This film with supporting teaching ideas is produced by the British Council. It helps primary pupils to find out how the provision of school dinners impacts children in rural Nepal by meeting some of the pupils at Sri Sitaram Primary School.
This beautifully illustrated storybook is aimed at children aged 5-9. The godwit is a bird with a long bill that migrates each year from New Zealand/Aotearoa through East Asia and the Pacific to the Alaskan Arctic regions.
This story book can help children aged 5 and above explore fair trade through the eyes of children of banana farmers in the Windward Islands in the Caribbean.
This imaginative KS1 book features Thea, a teddy bear who leads children through a journey of exploring Fairtrade. Practitioners will be able to use Thea to involve children in learning about where their food comes from, the relationship between producer and consumer, and the concept of fairness.
Schools Linking resources support schools and communities to develop a positive, cohesive ethos by helping children and young people and adults to explore their identity, celebrate diversity, champion equality and develop dialogue.
This DVD pack brings a global dimension to the Key Stage 2 (ages 7-11) curriculum using tried and tested active learning methods from development education practice alongside real life stories and photographs of the work of PHASE in Nepal.
The NUT worked for two years with five primary schools to consider how ‘traditional’ gender stereotypes could be challenged in nursery and primary classrooms. The project quickly acquired the name Breaking the Mould.
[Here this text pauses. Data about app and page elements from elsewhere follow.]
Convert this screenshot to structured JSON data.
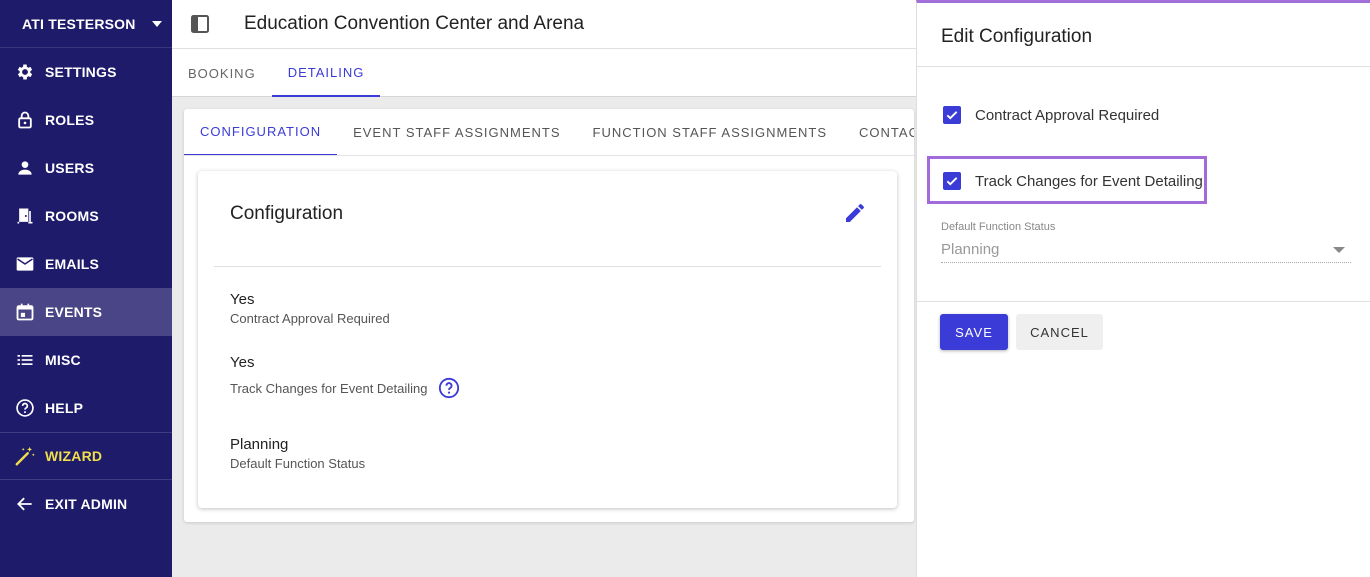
{
  "sidebar": {
    "user_name": "ATI TESTERSON",
    "items": [
      {
        "label": "SETTINGS",
        "icon": "gear-icon"
      },
      {
        "label": "ROLES",
        "icon": "lock-icon"
      },
      {
        "label": "USERS",
        "icon": "person-icon"
      },
      {
        "label": "ROOMS",
        "icon": "door-icon"
      },
      {
        "label": "EMAILS",
        "icon": "mail-icon"
      },
      {
        "label": "EVENTS",
        "icon": "calendar-icon"
      },
      {
        "label": "MISC",
        "icon": "list-icon"
      },
      {
        "label": "HELP",
        "icon": "help-icon"
      },
      {
        "label": "WIZARD",
        "icon": "magic-wand-icon"
      },
      {
        "label": "EXIT ADMIN",
        "icon": "arrow-left-icon"
      }
    ],
    "active": "EVENTS",
    "colors": {
      "background": "#1f1b6b",
      "active": "#4a4586",
      "wizard": "#f0df4a"
    }
  },
  "header": {
    "title": "Education Convention Center and Arena"
  },
  "top_tabs": [
    {
      "label": "BOOKING"
    },
    {
      "label": "DETAILING"
    }
  ],
  "sub_tabs": [
    {
      "label": "CONFIGURATION"
    },
    {
      "label": "EVENT STAFF ASSIGNMENTS"
    },
    {
      "label": "FUNCTION STAFF ASSIGNMENTS"
    },
    {
      "label": "CONTACT RO"
    }
  ],
  "config": {
    "title": "Configuration",
    "fields": [
      {
        "value": "Yes",
        "label": "Contract Approval Required"
      },
      {
        "value": "Yes",
        "label": "Track Changes for Event Detailing"
      },
      {
        "value": "Planning",
        "label": "Default Function Status"
      }
    ]
  },
  "drawer": {
    "title": "Edit Configuration",
    "checkboxes": [
      {
        "label": "Contract Approval Required",
        "checked": true
      },
      {
        "label": "Track Changes for Event Detailing",
        "checked": true
      }
    ],
    "select": {
      "label": "Default Function Status",
      "value": "Planning"
    },
    "save_label": "SAVE",
    "cancel_label": "CANCEL"
  },
  "colors": {
    "accent": "#3b3bd8",
    "highlight": "#a36ad9"
  }
}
This colourful book from CAFOD is aimed at Early Years and Key Stage 1 (ages 4-7). It follows a typical day in the life of Bangladeshi schoolboy Musa. With colourful images, the story looks at the beauty and vibrancy of life in Bangladesh.